I don’t write much about television here, which is silly since we sure do watch enough of it. I joke with Carrie that we are “power users of the television set” — we are all about the PVR (DVR for those of you south of the border) and during the fall have at least one show most nights — which we then watch whenever we want thanks to the digital recorder. The recorder has the added benefit of allowing fast skipping of commercials, so that an hour show gets digested in 40 minutes. When you’re relaxing for two hours at the end of the night, that’s an extra show. We also get the NFL Sunday Ticket, which allows us to follow our favorite teams. Alas, today it will mostly be background noise as I’m way behind on a number of essential things I need to do.

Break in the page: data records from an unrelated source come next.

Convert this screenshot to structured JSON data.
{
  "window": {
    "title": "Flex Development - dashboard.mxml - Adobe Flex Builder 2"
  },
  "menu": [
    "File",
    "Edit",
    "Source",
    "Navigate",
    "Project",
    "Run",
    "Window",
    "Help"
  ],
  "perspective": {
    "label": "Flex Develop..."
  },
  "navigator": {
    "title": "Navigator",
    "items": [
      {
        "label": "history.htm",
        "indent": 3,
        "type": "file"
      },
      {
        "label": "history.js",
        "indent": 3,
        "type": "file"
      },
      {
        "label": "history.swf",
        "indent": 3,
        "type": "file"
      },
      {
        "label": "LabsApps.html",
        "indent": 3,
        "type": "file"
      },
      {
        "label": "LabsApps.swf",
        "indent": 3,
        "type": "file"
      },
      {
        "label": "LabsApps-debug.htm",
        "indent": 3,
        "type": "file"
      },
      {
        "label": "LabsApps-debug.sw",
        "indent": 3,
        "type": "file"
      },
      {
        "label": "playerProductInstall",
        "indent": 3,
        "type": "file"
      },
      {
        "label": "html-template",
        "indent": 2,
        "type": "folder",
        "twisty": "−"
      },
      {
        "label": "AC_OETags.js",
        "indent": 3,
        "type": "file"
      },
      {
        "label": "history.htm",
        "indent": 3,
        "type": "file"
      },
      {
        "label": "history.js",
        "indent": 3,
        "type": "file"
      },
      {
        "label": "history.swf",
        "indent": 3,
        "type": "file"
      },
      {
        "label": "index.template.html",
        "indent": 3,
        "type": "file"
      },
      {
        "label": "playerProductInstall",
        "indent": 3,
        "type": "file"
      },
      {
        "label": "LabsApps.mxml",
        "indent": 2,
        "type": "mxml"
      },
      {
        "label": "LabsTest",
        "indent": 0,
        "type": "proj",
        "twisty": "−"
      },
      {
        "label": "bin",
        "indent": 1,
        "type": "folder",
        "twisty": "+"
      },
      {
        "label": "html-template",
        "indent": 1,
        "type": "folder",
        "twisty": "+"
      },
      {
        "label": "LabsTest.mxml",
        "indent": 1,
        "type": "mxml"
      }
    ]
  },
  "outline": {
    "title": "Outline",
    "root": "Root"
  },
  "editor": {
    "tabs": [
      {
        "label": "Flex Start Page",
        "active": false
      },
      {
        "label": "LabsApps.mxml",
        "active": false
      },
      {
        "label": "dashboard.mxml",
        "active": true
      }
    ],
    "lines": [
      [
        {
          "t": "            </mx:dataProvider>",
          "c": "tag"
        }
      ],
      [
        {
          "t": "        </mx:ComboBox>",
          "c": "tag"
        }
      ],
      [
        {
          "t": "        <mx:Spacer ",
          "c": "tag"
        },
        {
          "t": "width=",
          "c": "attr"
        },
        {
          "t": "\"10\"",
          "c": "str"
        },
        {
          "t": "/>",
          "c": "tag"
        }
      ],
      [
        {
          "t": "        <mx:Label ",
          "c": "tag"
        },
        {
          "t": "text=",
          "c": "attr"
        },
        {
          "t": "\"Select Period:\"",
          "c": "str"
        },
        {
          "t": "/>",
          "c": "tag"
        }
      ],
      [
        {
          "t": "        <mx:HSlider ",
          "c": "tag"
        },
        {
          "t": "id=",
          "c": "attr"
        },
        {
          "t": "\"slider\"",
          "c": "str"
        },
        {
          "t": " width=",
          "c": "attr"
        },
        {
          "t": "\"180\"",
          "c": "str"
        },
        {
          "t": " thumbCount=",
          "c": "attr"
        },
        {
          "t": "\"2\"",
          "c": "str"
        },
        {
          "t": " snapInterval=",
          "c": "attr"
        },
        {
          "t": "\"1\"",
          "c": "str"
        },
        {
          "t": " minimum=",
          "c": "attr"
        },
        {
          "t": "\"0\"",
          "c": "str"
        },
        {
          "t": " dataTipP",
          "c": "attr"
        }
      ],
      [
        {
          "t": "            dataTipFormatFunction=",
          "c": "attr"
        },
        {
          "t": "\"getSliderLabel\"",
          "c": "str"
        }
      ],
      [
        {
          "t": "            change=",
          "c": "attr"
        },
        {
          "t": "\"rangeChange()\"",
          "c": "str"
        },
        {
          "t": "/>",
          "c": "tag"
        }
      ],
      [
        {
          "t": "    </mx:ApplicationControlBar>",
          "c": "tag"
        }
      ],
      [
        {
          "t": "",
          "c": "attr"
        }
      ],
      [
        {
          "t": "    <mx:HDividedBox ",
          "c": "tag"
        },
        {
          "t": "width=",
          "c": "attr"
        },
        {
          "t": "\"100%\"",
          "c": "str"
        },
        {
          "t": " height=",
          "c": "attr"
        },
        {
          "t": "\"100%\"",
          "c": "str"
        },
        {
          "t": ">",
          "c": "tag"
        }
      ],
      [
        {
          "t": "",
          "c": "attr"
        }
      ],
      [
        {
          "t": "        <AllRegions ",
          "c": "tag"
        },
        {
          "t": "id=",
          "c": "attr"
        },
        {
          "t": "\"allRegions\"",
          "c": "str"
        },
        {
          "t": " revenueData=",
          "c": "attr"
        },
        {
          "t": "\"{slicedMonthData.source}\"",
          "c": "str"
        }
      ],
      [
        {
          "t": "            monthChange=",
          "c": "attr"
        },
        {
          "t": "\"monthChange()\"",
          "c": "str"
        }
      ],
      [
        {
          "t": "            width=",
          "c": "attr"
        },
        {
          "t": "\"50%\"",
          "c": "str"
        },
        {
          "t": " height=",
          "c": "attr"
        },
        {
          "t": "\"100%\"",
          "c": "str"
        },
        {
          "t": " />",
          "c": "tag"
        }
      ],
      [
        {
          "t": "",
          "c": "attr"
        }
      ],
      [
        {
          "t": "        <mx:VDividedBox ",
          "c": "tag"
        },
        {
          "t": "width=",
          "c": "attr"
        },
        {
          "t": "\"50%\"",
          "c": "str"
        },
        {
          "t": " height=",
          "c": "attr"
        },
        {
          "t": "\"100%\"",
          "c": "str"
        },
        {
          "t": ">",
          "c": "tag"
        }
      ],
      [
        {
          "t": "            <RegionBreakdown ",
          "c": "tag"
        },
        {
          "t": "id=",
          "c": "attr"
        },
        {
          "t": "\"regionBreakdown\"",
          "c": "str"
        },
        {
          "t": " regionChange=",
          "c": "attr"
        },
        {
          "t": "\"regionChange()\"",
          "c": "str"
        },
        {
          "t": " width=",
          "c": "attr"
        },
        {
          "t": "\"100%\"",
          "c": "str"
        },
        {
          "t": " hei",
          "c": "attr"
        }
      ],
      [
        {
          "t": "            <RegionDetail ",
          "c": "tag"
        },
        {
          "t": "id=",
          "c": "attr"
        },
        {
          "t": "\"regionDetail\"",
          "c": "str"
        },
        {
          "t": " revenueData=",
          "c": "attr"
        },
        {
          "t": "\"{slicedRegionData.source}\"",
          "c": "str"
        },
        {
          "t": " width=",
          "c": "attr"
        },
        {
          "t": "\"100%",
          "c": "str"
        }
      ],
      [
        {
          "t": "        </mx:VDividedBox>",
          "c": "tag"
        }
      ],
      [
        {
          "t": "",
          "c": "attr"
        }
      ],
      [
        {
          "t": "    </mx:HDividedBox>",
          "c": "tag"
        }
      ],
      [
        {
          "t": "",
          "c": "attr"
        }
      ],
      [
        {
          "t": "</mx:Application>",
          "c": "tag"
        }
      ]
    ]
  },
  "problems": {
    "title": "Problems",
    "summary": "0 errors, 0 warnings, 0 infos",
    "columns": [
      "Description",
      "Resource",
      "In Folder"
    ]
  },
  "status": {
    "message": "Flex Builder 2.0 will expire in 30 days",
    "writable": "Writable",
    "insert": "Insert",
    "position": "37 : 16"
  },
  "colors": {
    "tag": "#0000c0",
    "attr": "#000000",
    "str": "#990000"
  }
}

I dream of someday making the time to write for Flow but right now I can’t even find time to go to their first-ever conference. So this entry will have to do.

Like many Canadians (I imagine), a good deal of what we watch originates from the United States, but there are a few Canadian shows that we also like.

Of particular note in the new season is Intelligence, a post-Wire cops-and-bad-guys procedural (yes Steven, you heard me right). After viewing the pilot, I’m ready to say that it promises to be one of the best shows on television this season. It is well written and performed, and has the edge of DaVinci’s City Hall (which may have been the best show on television during its very short run). As seems pretty common with CBC drama, this short reshuffles a small set of actors we’ve seen in a variety of other configurations. Most immediately recognizable to me are the people who were on DaVinci’s City Hall and Robeson Arms. But the characters are, interestingly, made to look a little older. And it’s not because I was watching reruns.

I won’t speak for all Canadian TV, but Chris Haddock’s shows definitely do things not possible on U.S. networks. Something like the Vancouver red light district in City Hall have a certain edge and lack of moralizing that one can’t escape in U.S. shows, even The Wire “hamsterdam.” For both, the district becomes an administrative nightmare, but in The Wire, it brings down careers — and we are treated to the left-over pathos at the start of this season. Haddock’s characters are slightly understated rather than “larger than life” and his shows have all taken on a sort of dark look to them that makes them immediately recognizeable. When I land in Vancouver in a little over a month, I half-expect to see it through a blue filter. I hear that Intelligence is being picked up in the U.S.